Murray, who identifies the blitz pre-snap, makes one jump cut to the outside and finds himself in another one-on-one situation with the force defender. He recognizes the corner’s hesitation and sprints outside, beating him to the sideline for an easy first down.

Bonus Examples (Murray the creator)

Murray is clearly a fan of the jump cut, especially to his left. Notice here, though, how smoothly he strings together the successive jukes; first to the outside and back inside to avoid the force defender’s low tackle.

Here’s one of Sparano’s favorite concepts — Power. The left guard and backside H-Back pull to the right, creating lead blocks for Murray. The rest of the offensive line blocks down (to the left), but the right guard loses leverage and is beaten inside.

Murray’s balance is on full display as he sidesteps the blitzer in the backfield, bounces off the defensive tackle, and remains square to the line of scrimmage. He hardly loses any speed as he rounds the edge, brushing off the linebacker’s tackle en route to the sideline.

Throw him the ball
Play No. 1Play No. 2, Play No. 3

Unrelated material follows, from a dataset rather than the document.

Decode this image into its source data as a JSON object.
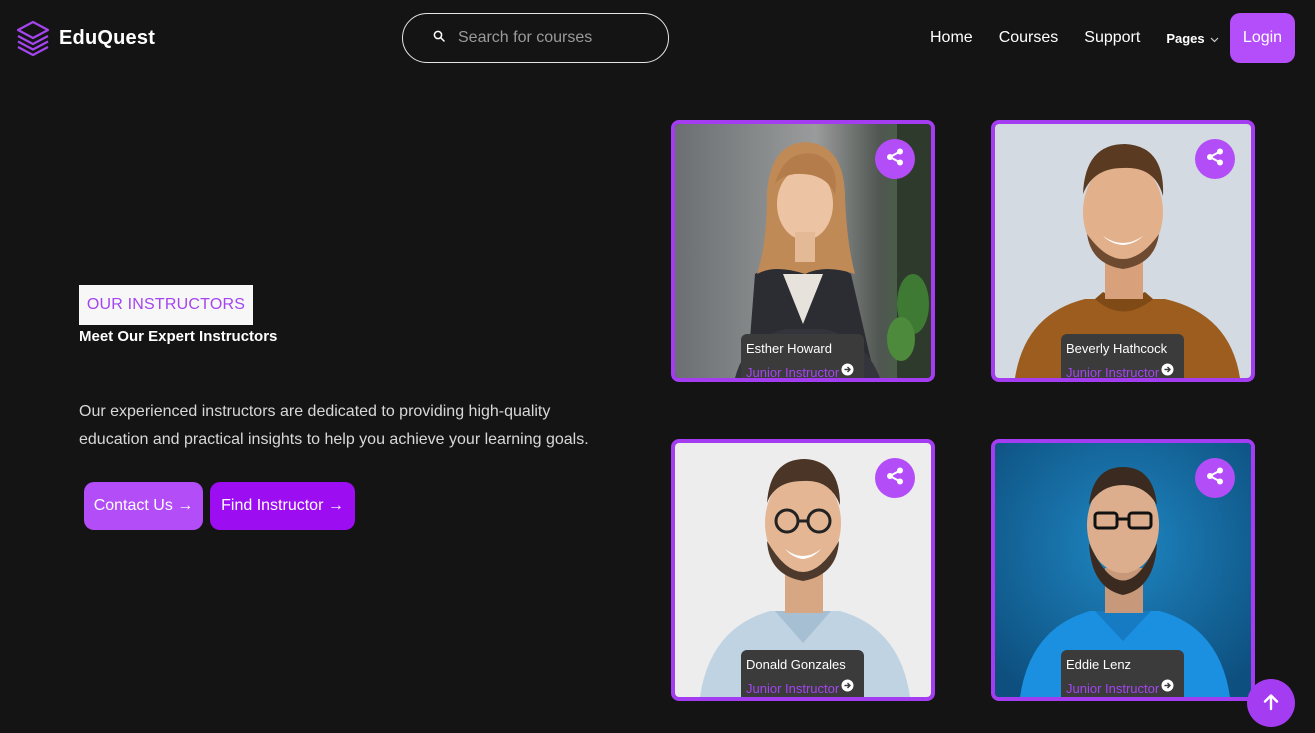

Like his backfield jukes and cuts, Murray seems to have no issue catching the football and making defenders miss. He ran plenty of crossers, quick outs, and swing patterns in 2016 with the Raiders.

Austin’s Favorite Play

All of Murray’s strengths as a runner in one play: cutback ability, balance, speed, and power. He finds the cutback lane, has the wherewithal to put his hand on the ground a la Darren Sproles, accelerates seamlessly out of the near fall, and finishes the play by lunging forward with a safety wrapped around his legs.


If Adrian Peterson is the wound that just won’t seem to heal, Latavius Murray is the band-aid for your pain. He may stick around all three years or fall by the wayside after a season. But his fit in Pat Shurmur’s offense, his comfort running the inside zone, and his abilities as a runner and receiver make him a worthwhile investment for the Minnesota Vikings.

Right now, he’s the best fit for the purple and gold.